Prime Publishers by Jean Dunn (August 9, 2017)
“Clay & Wattles Theater Company’s month long production of “Fiddler on the Roof” opened Saturday, July 29, to a packed house on a cool evening at The Gary The Olivia Theater, a roofed, open air venue on the grounds of the Abbey of Regina Laudis in Bethlehem, CT.
With a professional cast and all new choreography and staging, Clay & Wattles’ anniversary production reflects a decade of growth and maturity for the company, bringing Broadway caliber singing and dancing to the universal story of family, tradition, love, exile and abiding faith with compassion, empathy and considerable humor.
Based on the stories of Yiddish writer Sholem Aleichem, the story is set in 1905 in Anatevka, a tiny town in the Pale of Settlement of Imperial Russia (now Ukraine), where Jews lead an increasingly tenuous existence.
Barely eking out a living, subject to the whim of the Tsar, long suffering Tevye the dairyman draws strength from his faith and the traditions that have guided his people for generations.
When his three eldest daughters dare to buck those traditions, he is forced to reconsider his place in a rapidly changing world.
Reprising his signature role, Thomas Camm is a master of subtlety, able to convey Tevye’s increasing angst with a look or a shrug.
His duet of “Do You Love Me?” with Barbara Salant as Golde, Tevye’s wife, is among the most tender moments in the show.
Monica Brown’s solo in “Matchmaker, Matchmaker” is stunning in its clarity, but it soon becomes apparent that all three actresses as the daughters (including Adrienne Camm as Chava and Megan Corcoran as Tzeitel) are outstanding singers.

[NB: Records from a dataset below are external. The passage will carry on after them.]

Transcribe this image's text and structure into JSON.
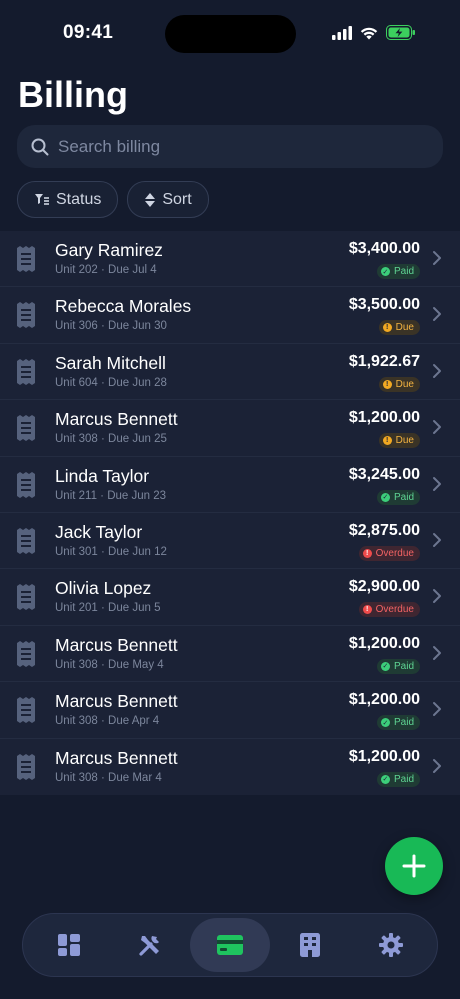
{
  "status_bar": {
    "time": "09:41"
  },
  "header": {
    "title": "Billing"
  },
  "search": {
    "placeholder": "Search billing"
  },
  "filters": {
    "status_label": "Status",
    "sort_label": "Sort"
  },
  "bills": [
    {
      "name": "Gary Ramirez",
      "meta": "Unit 202 · Due Jul 4",
      "amount": "$3,400.00",
      "status": "Paid"
    },
    {
      "name": "Rebecca Morales",
      "meta": "Unit 306 · Due Jun 30",
      "amount": "$3,500.00",
      "status": "Due"
    },
    {
      "name": "Sarah Mitchell",
      "meta": "Unit 604 · Due Jun 28",
      "amount": "$1,922.67",
      "status": "Due"
    },
    {
      "name": "Marcus Bennett",
      "meta": "Unit 308 · Due Jun 25",
      "amount": "$1,200.00",
      "status": "Due"
    },
    {
      "name": "Linda Taylor",
      "meta": "Unit 211 · Due Jun 23",
      "amount": "$3,245.00",
      "status": "Paid"
    },
    {
      "name": "Jack Taylor",
      "meta": "Unit 301 · Due Jun 12",
      "amount": "$2,875.00",
      "status": "Overdue"
    },
    {
      "name": "Olivia Lopez",
      "meta": "Unit 201 · Due Jun 5",
      "amount": "$2,900.00",
      "status": "Overdue"
    },
    {
      "name": "Marcus Bennett",
      "meta": "Unit 308 · Due May 4",
      "amount": "$1,200.00",
      "status": "Paid"
    },
    {
      "name": "Marcus Bennett",
      "meta": "Unit 308 · Due Apr 4",
      "amount": "$1,200.00",
      "status": "Paid"
    },
    {
      "name": "Marcus Bennett",
      "meta": "Unit 308 · Due Mar 4",
      "amount": "$1,200.00",
      "status": "Paid"
    }
  ],
  "tabs": [
    {
      "icon": "dashboard-icon",
      "active": false
    },
    {
      "icon": "tools-icon",
      "active": false
    },
    {
      "icon": "credit-card-icon",
      "active": true
    },
    {
      "icon": "building-icon",
      "active": false
    },
    {
      "icon": "gear-icon",
      "active": false
    }
  ],
  "colors": {
    "background": "#141b2d",
    "accent_green": "#18b956",
    "paid": "#3ccf7a",
    "due": "#f2a922",
    "overdue": "#ef4b4b"
  }
}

Megan Corcoran doubles as a perfectly frightful Fruma Sara, the ghost who haunts Tevye’s dream in one of the most entertaining scenes in the show.
Noah Pyzik as Motel, William Dallas as Perchik and Jay Wilkinson as Fyedka, the daughters’ respective love interests, and others in the ensemble raise the level of dancing far above what might be expected.
A ten member pit orchestra expertly delivers the familiar score.
Matt Wood’s set design evokes the turn-of-the-century village and combined with Sally Camm’s staging is particularly lovely in the Sabbath Prayer sequence.”